[App and web page records]
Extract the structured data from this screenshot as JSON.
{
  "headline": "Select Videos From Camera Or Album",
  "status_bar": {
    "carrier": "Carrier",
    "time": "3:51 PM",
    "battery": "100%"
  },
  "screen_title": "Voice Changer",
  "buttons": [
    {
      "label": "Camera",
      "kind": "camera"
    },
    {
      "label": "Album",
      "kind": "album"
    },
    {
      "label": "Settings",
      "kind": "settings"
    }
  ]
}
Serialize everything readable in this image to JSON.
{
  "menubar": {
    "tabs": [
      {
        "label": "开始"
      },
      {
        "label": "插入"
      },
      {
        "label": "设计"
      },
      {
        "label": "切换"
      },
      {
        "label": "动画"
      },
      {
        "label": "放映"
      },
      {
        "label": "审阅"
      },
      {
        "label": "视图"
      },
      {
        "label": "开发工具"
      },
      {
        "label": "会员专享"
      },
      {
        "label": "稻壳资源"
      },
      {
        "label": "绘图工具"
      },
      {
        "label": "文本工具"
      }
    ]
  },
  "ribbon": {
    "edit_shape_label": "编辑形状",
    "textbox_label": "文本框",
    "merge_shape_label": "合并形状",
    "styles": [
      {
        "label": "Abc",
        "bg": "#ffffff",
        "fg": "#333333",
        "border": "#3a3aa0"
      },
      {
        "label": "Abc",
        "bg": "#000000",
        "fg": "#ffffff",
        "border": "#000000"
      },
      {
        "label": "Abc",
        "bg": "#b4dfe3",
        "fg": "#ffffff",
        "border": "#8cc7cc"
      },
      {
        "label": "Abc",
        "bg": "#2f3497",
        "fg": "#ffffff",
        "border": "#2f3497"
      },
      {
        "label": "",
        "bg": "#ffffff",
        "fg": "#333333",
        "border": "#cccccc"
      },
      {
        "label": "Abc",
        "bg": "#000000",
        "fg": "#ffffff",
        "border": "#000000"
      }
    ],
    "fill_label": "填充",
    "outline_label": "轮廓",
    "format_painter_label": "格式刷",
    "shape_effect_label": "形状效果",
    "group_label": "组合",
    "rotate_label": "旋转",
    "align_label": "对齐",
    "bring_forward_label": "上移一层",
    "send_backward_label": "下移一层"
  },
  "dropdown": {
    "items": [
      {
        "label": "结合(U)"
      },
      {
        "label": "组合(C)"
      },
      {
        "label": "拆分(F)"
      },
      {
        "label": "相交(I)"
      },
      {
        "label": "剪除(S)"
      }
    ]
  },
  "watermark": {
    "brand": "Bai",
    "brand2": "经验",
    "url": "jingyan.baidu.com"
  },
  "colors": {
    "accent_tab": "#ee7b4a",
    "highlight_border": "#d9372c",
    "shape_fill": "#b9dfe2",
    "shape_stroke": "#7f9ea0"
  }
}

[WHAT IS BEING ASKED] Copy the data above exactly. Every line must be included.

[EXERCISE ANSWER]
Extract the structured data from this screenshot as JSON.
{
  "headline": "Select Videos From Camera Or Album",
  "status_bar": {
    "carrier": "Carrier",
    "time": "3:51 PM",
    "battery": "100%"
  },
  "screen_title": "Voice Changer",
  "buttons": [
    {
      "label": "Camera",
      "kind": "camera"
    },
    {
      "label": "Album",
      "kind": "album"
    },
    {
      "label": "Settings",
      "kind": "settings"
    }
  ]
}
Serialize everything readable in this image to JSON.
{
  "menubar": {
    "tabs": [
      {
        "label": "开始"
      },
      {
        "label": "插入"
      },
      {
        "label": "设计"
      },
      {
        "label": "切换"
      },
      {
        "label": "动画"
      },
      {
        "label": "放映"
      },
      {
        "label": "审阅"
      },
      {
        "label": "视图"
      },
      {
        "label": "开发工具"
      },
      {
        "label": "会员专享"
      },
      {
        "label": "稻壳资源"
      },
      {
        "label": "绘图工具"
      },
      {
        "label": "文本工具"
      }
    ]
  },
  "ribbon": {
    "edit_shape_label": "编辑形状",
    "textbox_label": "文本框",
    "merge_shape_label": "合并形状",
    "styles": [
      {
        "label": "Abc",
        "bg": "#ffffff",
        "fg": "#333333",
        "border": "#3a3aa0"
      },
      {
        "label": "Abc",
        "bg": "#000000",
        "fg": "#ffffff",
        "border": "#000000"
      },
      {
        "label": "Abc",
        "bg": "#b4dfe3",
        "fg": "#ffffff",
        "border": "#8cc7cc"
      },
      {
        "label": "Abc",
        "bg": "#2f3497",
        "fg": "#ffffff",
        "border": "#2f3497"
      },
      {
        "label": "",
        "bg": "#ffffff",
        "fg": "#333333",
        "border": "#cccccc"
      },
      {
        "label": "Abc",
        "bg": "#000000",
        "fg": "#ffffff",
        "border": "#000000"
      }
    ],
    "fill_label": "填充",
    "outline_label": "轮廓",
    "format_painter_label": "格式刷",
    "shape_effect_label": "形状效果",
    "group_label": "组合",
    "rotate_label": "旋转",
    "align_label": "对齐",
    "bring_forward_label": "上移一层",
    "send_backward_label": "下移一层"
  },
  "dropdown": {
    "items": [
      {
        "label": "结合(U)"
      },
      {
        "label": "组合(C)"
      },
      {
        "label": "拆分(F)"
      },
      {
        "label": "相交(I)"
      },
      {
        "label": "剪除(S)"
      }
    ]
  },
  "watermark": {
    "brand": "Bai",
    "brand2": "经验",
    "url": "jingyan.baidu.com"
  },
  "colors": {
    "accent_tab": "#ee7b4a",
    "highlight_border": "#d9372c",
    "shape_fill": "#b9dfe2",
    "shape_stroke": "#7f9ea0"
  }
}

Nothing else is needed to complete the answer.